Saturday, September 02, 2017

So. An act of self-sabotage or one of self-preservation? Too early to tell.

For anyone stumbling into this page by chance, for eight years I was forgottenworks, which was my twitter-based nom de 'ku, and I had a haiku blog, both of which grew to very respectable readership levels.

Er ... Then I ditched them.

I am now back on twitter but under a different name and not among the poets; and I have this page. I am, at the moment, about as anonymous, invisible, and un-read as it's possible to be.

For most of this year, I have not been in the right frame of mind for writing. Well, we had a lot going on, with J's breast cancer diagnosis & treatment, which all coincided with the build-up to L's school GCSE exams (in which he did tremendously well, by the way, thank you for asking). But in just the last week or two there have been signs of the old enthusiasm returning.

On the off-chance that this blog does develop into something over time, there are a couple of things I'd like to get clear right from the start:

I am not a poet. I don't write poetry. These are not poems, even if they sometimes look that way. Think fragmentary prose instead.

Also, despite the fact that a seven word haiku of mine went off on its own to win a prestigious award, I do not think of myself as a writer at all. I don't write for money or to establish any literary reputation. I don't write in a myriad of different forms and styles. Often, I just don't write.
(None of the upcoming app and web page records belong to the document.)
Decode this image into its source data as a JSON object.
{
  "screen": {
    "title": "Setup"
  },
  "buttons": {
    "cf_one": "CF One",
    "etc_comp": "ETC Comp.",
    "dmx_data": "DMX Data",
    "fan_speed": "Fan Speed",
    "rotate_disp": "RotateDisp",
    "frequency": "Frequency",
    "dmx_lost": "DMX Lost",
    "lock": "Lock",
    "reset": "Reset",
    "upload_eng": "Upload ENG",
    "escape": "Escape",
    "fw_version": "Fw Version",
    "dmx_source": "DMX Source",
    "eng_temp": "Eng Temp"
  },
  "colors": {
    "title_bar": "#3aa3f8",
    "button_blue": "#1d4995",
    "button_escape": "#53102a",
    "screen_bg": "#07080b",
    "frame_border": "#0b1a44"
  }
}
If I write, it is simply as a by-product of paying attention to whatever small moment may catch my mind's eye during any ordinary day. The word mindfullness makes me slightly queasy, but that's essentially what my blog title means. It's how my interest in haiku started, and I suspect that's probably the extent of what I can do. But we'll see.

Let's go beachcombing!



  1. A joyous day to see these words, hear your voice again. Feelings of relief for your life and the lives of those you love. Feelings of not being quite so alone in the not-so-easy to communicate need to write small things about being in this world.

    1. Thank you so much, Grant, it's good to be back, and wonderful to be greeted by your kind words. Yes, I feel much clearer now about what I'm doing; and, perhaps just as important, what I'm not trying to do! All the very best to you, and I'm looking forward to continuing our conversation.